(Dataset rows describing interfaces)
----
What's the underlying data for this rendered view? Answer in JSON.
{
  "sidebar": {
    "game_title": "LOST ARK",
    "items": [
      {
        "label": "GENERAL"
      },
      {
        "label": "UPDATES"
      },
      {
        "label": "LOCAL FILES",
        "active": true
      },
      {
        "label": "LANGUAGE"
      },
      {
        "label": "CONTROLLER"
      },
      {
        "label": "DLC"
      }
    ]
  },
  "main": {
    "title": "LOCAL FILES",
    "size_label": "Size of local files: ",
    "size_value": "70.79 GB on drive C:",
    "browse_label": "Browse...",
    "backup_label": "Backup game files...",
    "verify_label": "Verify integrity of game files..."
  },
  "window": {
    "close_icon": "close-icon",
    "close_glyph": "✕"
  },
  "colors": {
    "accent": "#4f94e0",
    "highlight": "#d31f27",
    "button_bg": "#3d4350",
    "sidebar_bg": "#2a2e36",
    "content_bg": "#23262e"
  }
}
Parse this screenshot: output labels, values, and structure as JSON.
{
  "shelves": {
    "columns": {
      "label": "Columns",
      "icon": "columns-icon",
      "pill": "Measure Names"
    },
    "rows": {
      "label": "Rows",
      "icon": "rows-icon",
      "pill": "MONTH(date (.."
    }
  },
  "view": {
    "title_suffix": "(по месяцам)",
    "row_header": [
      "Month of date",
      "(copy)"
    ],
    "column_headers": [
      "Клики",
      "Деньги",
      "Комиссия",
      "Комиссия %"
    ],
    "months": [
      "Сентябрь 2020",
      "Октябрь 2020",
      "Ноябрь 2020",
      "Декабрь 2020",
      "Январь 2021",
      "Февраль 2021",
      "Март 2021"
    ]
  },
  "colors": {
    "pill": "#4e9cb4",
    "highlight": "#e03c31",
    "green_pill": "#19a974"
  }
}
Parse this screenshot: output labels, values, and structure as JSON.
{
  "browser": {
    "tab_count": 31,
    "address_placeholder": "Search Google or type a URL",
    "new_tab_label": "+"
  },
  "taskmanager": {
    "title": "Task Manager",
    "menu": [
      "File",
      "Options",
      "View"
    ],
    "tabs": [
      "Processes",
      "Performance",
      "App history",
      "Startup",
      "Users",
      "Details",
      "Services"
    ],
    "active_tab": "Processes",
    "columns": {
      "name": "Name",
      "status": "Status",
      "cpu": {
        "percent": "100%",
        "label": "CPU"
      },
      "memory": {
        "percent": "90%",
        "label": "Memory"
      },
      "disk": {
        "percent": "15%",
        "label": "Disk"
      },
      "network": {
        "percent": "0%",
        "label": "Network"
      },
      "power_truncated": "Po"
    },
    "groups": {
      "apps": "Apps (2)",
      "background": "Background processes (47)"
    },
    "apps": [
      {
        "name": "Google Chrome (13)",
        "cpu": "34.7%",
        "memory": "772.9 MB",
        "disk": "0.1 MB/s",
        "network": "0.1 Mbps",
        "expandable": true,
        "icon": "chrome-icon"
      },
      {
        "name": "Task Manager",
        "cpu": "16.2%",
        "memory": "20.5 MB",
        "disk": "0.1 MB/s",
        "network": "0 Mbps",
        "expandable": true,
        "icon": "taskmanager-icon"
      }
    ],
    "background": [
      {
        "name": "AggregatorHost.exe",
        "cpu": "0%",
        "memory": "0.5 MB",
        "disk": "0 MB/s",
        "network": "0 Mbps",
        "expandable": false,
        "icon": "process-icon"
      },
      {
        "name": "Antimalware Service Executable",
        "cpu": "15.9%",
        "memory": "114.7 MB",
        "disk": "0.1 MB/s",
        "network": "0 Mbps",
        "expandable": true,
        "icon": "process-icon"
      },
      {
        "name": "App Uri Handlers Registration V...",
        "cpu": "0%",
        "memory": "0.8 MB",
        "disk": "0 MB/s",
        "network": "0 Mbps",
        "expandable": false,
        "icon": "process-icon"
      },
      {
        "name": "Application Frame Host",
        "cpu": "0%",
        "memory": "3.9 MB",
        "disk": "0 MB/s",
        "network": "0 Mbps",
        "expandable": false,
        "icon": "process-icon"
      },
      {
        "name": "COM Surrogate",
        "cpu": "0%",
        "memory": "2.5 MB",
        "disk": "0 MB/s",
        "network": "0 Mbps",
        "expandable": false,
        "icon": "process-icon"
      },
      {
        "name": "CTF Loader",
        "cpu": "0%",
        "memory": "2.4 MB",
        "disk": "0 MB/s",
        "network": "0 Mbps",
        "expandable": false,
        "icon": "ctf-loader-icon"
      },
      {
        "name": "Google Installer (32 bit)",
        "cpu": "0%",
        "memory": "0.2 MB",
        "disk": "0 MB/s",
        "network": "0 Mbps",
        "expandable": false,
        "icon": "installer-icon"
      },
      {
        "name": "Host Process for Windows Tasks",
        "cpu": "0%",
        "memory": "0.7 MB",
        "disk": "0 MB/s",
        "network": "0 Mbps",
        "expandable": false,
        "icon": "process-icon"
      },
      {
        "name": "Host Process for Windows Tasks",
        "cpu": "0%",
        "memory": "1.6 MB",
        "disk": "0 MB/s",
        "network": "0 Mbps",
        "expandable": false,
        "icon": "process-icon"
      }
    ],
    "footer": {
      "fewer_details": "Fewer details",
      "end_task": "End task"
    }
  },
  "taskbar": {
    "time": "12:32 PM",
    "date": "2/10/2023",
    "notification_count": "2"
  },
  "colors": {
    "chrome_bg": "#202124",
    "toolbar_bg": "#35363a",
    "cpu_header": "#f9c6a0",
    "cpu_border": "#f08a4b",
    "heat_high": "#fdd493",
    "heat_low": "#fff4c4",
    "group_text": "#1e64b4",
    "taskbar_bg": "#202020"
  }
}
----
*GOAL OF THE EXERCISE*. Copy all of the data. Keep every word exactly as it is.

*EXERCISE RESPONSE*.
What's the underlying data for this rendered view? Answer in JSON.
{
  "sidebar": {
    "game_title": "LOST ARK",
    "items": [
      {
        "label": "GENERAL"
      },
      {
        "label": "UPDATES"
      },
      {
        "label": "LOCAL FILES",
        "active": true
      },
      {
        "label": "LANGUAGE"
      },
      {
        "label": "CONTROLLER"
      },
      {
        "label": "DLC"
      }
    ]
  },
  "main": {
    "title": "LOCAL FILES",
    "size_label": "Size of local files: ",
    "size_value": "70.79 GB on drive C:",
    "browse_label": "Browse...",
    "backup_label": "Backup game files...",
    "verify_label": "Verify integrity of game files..."
  },
  "window": {
    "close_icon": "close-icon",
    "close_glyph": "✕"
  },
  "colors": {
    "accent": "#4f94e0",
    "highlight": "#d31f27",
    "button_bg": "#3d4350",
    "sidebar_bg": "#2a2e36",
    "content_bg": "#23262e"
  }
}
Parse this screenshot: output labels, values, and structure as JSON.
{
  "shelves": {
    "columns": {
      "label": "Columns",
      "icon": "columns-icon",
      "pill": "Measure Names"
    },
    "rows": {
      "label": "Rows",
      "icon": "rows-icon",
      "pill": "MONTH(date (.."
    }
  },
  "view": {
    "title_suffix": "(по месяцам)",
    "row_header": [
      "Month of date",
      "(copy)"
    ],
    "column_headers": [
      "Клики",
      "Деньги",
      "Комиссия",
      "Комиссия %"
    ],
    "months": [
      "Сентябрь 2020",
      "Октябрь 2020",
      "Ноябрь 2020",
      "Декабрь 2020",
      "Январь 2021",
      "Февраль 2021",
      "Март 2021"
    ]
  },
  "colors": {
    "pill": "#4e9cb4",
    "highlight": "#e03c31",
    "green_pill": "#19a974"
  }
}
Parse this screenshot: output labels, values, and structure as JSON.
{
  "browser": {
    "tab_count": 31,
    "address_placeholder": "Search Google or type a URL",
    "new_tab_label": "+"
  },
  "taskmanager": {
    "title": "Task Manager",
    "menu": [
      "File",
      "Options",
      "View"
    ],
    "tabs": [
      "Processes",
      "Performance",
      "App history",
      "Startup",
      "Users",
      "Details",
      "Services"
    ],
    "active_tab": "Processes",
    "columns": {
      "name": "Name",
      "status": "Status",
      "cpu": {
        "percent": "100%",
        "label": "CPU"
      },
      "memory": {
        "percent": "90%",
        "label": "Memory"
      },
      "disk": {
        "percent": "15%",
        "label": "Disk"
      },
      "network": {
        "percent": "0%",
        "label": "Network"
      },
      "power_truncated": "Po"
    },
    "groups": {
      "apps": "Apps (2)",
      "background": "Background processes (47)"
    },
    "apps": [
      {
        "name": "Google Chrome (13)",
        "cpu": "34.7%",
        "memory": "772.9 MB",
        "disk": "0.1 MB/s",
        "network": "0.1 Mbps",
        "expandable": true,
        "icon": "chrome-icon"
      },
      {
        "name": "Task Manager",
        "cpu": "16.2%",
        "memory": "20.5 MB",
        "disk": "0.1 MB/s",
        "network": "0 Mbps",
        "expandable": true,
        "icon": "taskmanager-icon"
      }
    ],
    "background": [
      {
        "name": "AggregatorHost.exe",
        "cpu": "0%",
        "memory": "0.5 MB",
        "disk": "0 MB/s",
        "network": "0 Mbps",
        "expandable": false,
        "icon": "process-icon"
      },
      {
        "name": "Antimalware Service Executable",
        "cpu": "15.9%",
        "memory": "114.7 MB",
        "disk": "0.1 MB/s",
        "network": "0 Mbps",
        "expandable": true,
        "icon": "process-icon"
      },
      {
        "name": "App Uri Handlers Registration V...",
        "cpu": "0%",
        "memory": "0.8 MB",
        "disk": "0 MB/s",
        "network": "0 Mbps",
        "expandable": false,
        "icon": "process-icon"
      },
      {
        "name": "Application Frame Host",
        "cpu": "0%",
        "memory": "3.9 MB",
        "disk": "0 MB/s",
        "network": "0 Mbps",
        "expandable": false,
        "icon": "process-icon"
      },
      {
        "name": "COM Surrogate",
        "cpu": "0%",
        "memory": "2.5 MB",
        "disk": "0 MB/s",
        "network": "0 Mbps",
        "expandable": false,
        "icon": "process-icon"
      },
      {
        "name": "CTF Loader",
        "cpu": "0%",
        "memory": "2.4 MB",
        "disk": "0 MB/s",
        "network": "0 Mbps",
        "expandable": false,
        "icon": "ctf-loader-icon"
      },
      {
        "name": "Google Installer (32 bit)",
        "cpu": "0%",
        "memory": "0.2 MB",
        "disk": "0 MB/s",
        "network": "0 Mbps",
        "expandable": false,
        "icon": "installer-icon"
      },
      {
        "name": "Host Process for Windows Tasks",
        "cpu": "0%",
        "memory": "0.7 MB",
        "disk": "0 MB/s",
        "network": "0 Mbps",
        "expandable": false,
        "icon": "process-icon"
      },
      {
        "name": "Host Process for Windows Tasks",
        "cpu": "0%",
        "memory": "1.6 MB",
        "disk": "0 MB/s",
        "network": "0 Mbps",
        "expandable": false,
        "icon": "process-icon"
      }
    ],
    "footer": {
      "fewer_details": "Fewer details",
      "end_task": "End task"
    }
  },
  "taskbar": {
    "time": "12:32 PM",
    "date": "2/10/2023",
    "notification_count": "2"
  },
  "colors": {
    "chrome_bg": "#202124",
    "toolbar_bg": "#35363a",
    "cpu_header": "#f9c6a0",
    "cpu_border": "#f08a4b",
    "heat_high": "#fdd493",
    "heat_low": "#fff4c4",
    "group_text": "#1e64b4",
    "taskbar_bg": "#202020"
  }
}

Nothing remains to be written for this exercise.